How to Plan for Your Future
Planning for your future is undoubtedly an imposing task – terrifying, even. When there are so many options ahead of you, narrowing down to a single path, a single life, can feel like so many other potential lives are passing you by. But planning is essential, not just to give you direction but also to give you the best possible chance of success. In a country more hostile to social mobility than ever before, making something of your life requires more energy than ever before. But where do you start?
Start With a List
Any major life planning should start with a simple list. This isn’t to enshrine your ideas immutably, or to set a hard course for anything specific; this is an opportunity to refine your thinking about your future, and to identify roughly what it is that you want out of your life. It is all too easy to fall into the trap of making plans towards milestones you feel you should be targeting – but what if you want something different?
You might have some clear-cut goals, in relation to your ideal mode of work. You might have some personal aspirations, such as to raise a family or to travel the world. Whatever they are, and however pie-in-the-sky they seem, they should make your list. With a framework for understanding what is important to you, you can start making tangible steps to incorporating them as part of your reality.
Decide Your Savings Route
From a practical standpoint, you will need to address the financial side of the equation early. Certain aspirations – as we will discuss shortly – come with certain salary expectations, while other life plans and milestones come with their own costs and consequences. You’ll want to prime yourself for both, so that your money is working as hard as it can for you.

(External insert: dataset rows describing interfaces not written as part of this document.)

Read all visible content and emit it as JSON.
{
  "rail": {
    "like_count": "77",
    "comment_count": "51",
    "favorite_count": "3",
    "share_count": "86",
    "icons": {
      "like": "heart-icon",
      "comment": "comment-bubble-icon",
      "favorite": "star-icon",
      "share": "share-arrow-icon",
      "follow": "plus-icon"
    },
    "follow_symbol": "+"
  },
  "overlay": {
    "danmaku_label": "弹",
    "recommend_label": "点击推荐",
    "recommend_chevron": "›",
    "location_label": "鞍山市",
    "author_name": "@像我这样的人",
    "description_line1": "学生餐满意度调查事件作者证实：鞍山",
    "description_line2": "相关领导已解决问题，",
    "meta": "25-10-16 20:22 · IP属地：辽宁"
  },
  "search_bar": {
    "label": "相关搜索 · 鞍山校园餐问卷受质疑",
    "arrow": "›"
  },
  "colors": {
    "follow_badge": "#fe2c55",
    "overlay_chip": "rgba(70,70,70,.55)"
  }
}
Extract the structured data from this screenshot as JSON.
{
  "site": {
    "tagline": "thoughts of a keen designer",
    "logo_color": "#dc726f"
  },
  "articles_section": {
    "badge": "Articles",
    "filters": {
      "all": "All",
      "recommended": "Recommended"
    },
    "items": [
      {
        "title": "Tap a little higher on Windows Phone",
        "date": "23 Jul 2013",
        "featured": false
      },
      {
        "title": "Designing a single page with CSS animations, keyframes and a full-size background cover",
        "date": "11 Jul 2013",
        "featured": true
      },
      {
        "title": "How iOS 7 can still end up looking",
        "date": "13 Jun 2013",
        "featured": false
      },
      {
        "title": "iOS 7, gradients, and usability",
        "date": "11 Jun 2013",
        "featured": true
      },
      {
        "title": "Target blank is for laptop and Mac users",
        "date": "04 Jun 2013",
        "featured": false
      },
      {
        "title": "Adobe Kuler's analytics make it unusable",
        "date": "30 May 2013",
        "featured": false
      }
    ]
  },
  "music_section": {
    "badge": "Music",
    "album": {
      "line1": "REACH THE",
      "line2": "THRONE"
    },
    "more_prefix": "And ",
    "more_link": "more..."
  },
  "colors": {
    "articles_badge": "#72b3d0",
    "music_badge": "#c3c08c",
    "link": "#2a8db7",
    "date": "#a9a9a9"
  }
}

One of the better ways to engage with savings is to look into ISAs. ISA stands for Individual Savings Account; ISAs enjoy unique qualities over other savings vessels, such as tax exemption on interest or gains earned through them. Lifetime ISAs, or LISAs, are particularly useful if you want to buy a house; money saved in a LISA is topped up by government subsidy, up to £1000 per year, provided the money is spent on property or used towards retirement.
Career and Aspirations
Of course, the money that you intend to save needs to come from somewhere – which brings us to the career side of the equation. Matching your personal interests and skills with a viable route of employment can sometimes be difficult, particularly in industries that have been adversely affected by the coronavirus pandemic and recent economic crises.
Qualification is the most robust route to securing a liveable wage, and a useful place to start in a majority of instances. In order to climb up the ranks in your ideal career, what qualifications might be helpful? Would extra-curricular training improve your chances? These questions have different answers for everyone, but your answers will give you a clear route to an equitable professional career.